For college, Joel looked at schools that had support programs for those with learning differences. He went to his top-choice school, The University of San Francisco. The admission officer there was surprised, in fact, to see the documentation of his dyslexia because his ACT scores were good and well within the average range for admission. Again, the academic therapists and a few sessions with a college entrance exam specialist had enabled him to succeed. Joel is doing very well at college. He has chosen to major in business, with a focus on entrepreneurship and innovation, and minor in environmental studies. These topics not only reflect his major interests, they also lead to professions with significant representation of successful dyslexics. In college, Joel demonstrating a high level of motivation, and he is confidently applying the study skills and strategies ASDEC helped him acquire. When he needs support he is able to reach out for tutoring at no cost from the university support services and he can get accommodations, such as extra time for exams, if necessary.

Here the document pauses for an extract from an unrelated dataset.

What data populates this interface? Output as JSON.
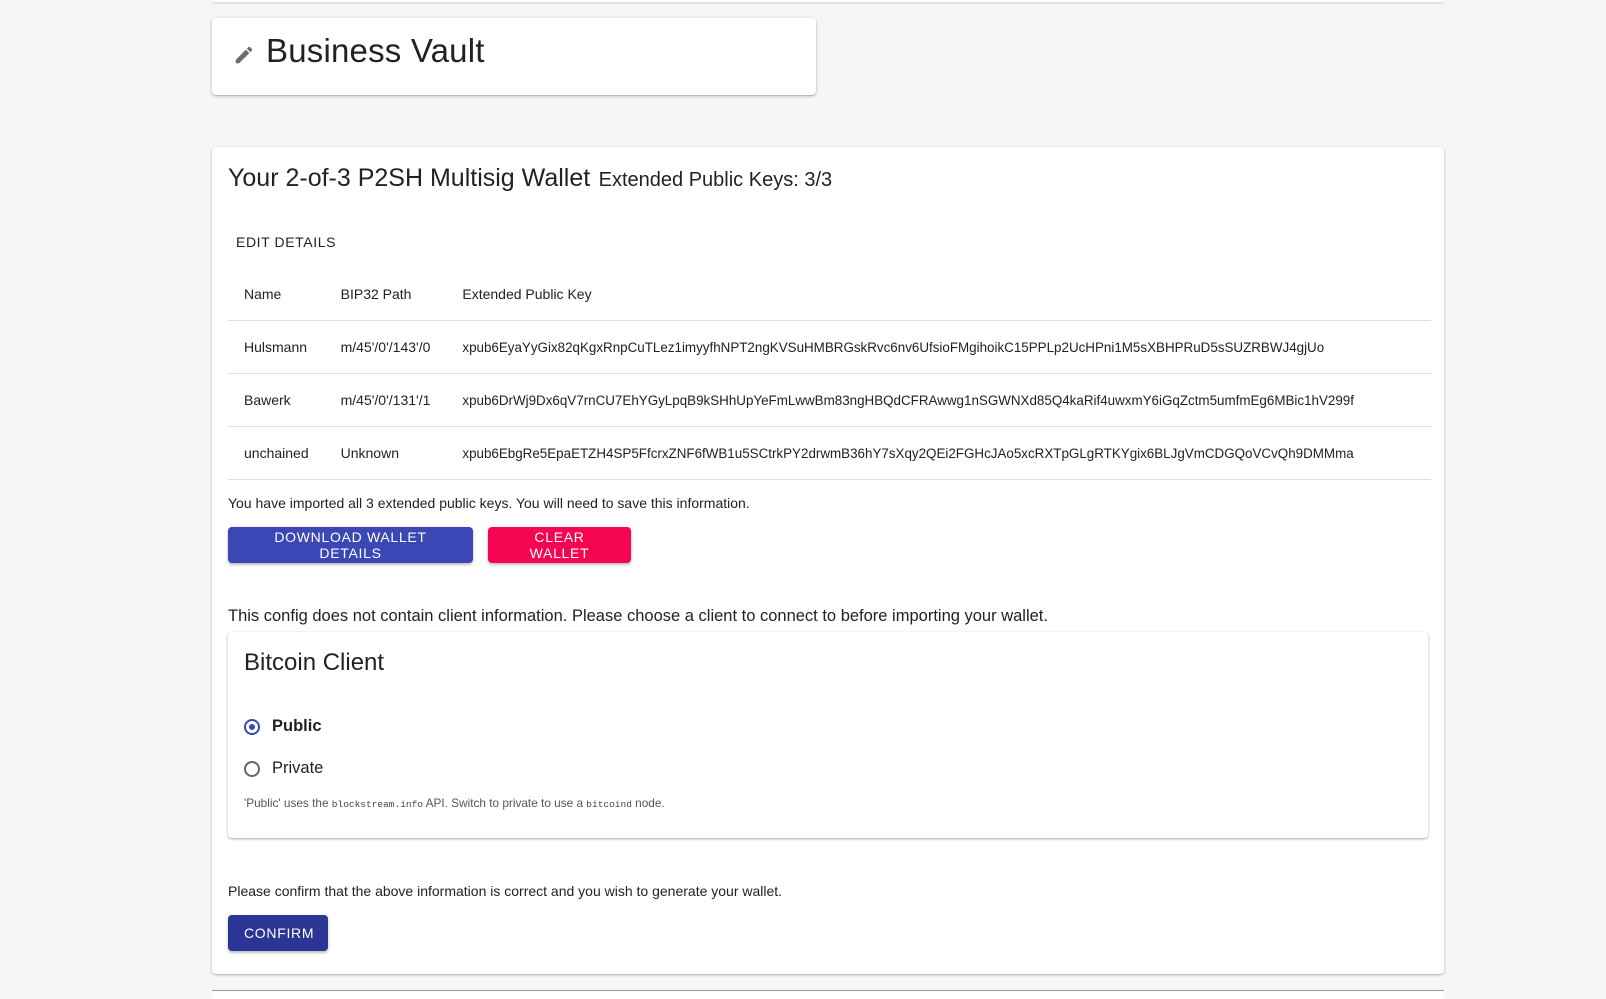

Joel is shaping his learning experiences to the way he learns best. He has been studying with friends so that he gets the social and verbal exchange that helps him learn. Moreover he is playing to his strengths, such as his computer skills. He is among the very top students in classes that provide computer-based learning approaches. For courses that have heavy writing requirements, he has been reaching out to the university writing center or us so that he can talk through his ideas and improve how he articulates them. We have found that googledocs is a great tool for long-distance tutoring as Joel works on his papers. With googledocs, we can see him draft and refine his papers, while we discuss his writing over the phone.
Joel entered college wanting to do his best, but with some anxiety. He has learned that he can succeed in this independent academic environment. As a result, his dreams have continued to flourish.Without the support ASDEC and the academic therapists provided, Joel’s story would have been a very different one. Instead of seeing himself as “stupid” for the rest of his school years, he is proud his of his skills and achievements. He knows that because of his dyslexia he has some learning challenges in an academic setting, all of which he can manage by applying the right strategies. He also knows that in other ways his “dyslexia is a gift” -- a key message we all received from ASDEC. Like others with dyslexia, Joel is very creative and has insights many of us miss. In addition, he has advanced capabilities in pattern recognition and spatial awareness, skills that helped him become an excellent, artistic photographer. With ASDEC’s support, Joel has fostered the capabilities, confidence and desire to learn that we had seen in him as a young boy. We could not be more grateful.
Atlantic Seaboard Dyslexia Education Center 22 West Jefferson Street, Suite 307, Rockville, MD 20850 Phone: 301.762.2414 email: email@example.com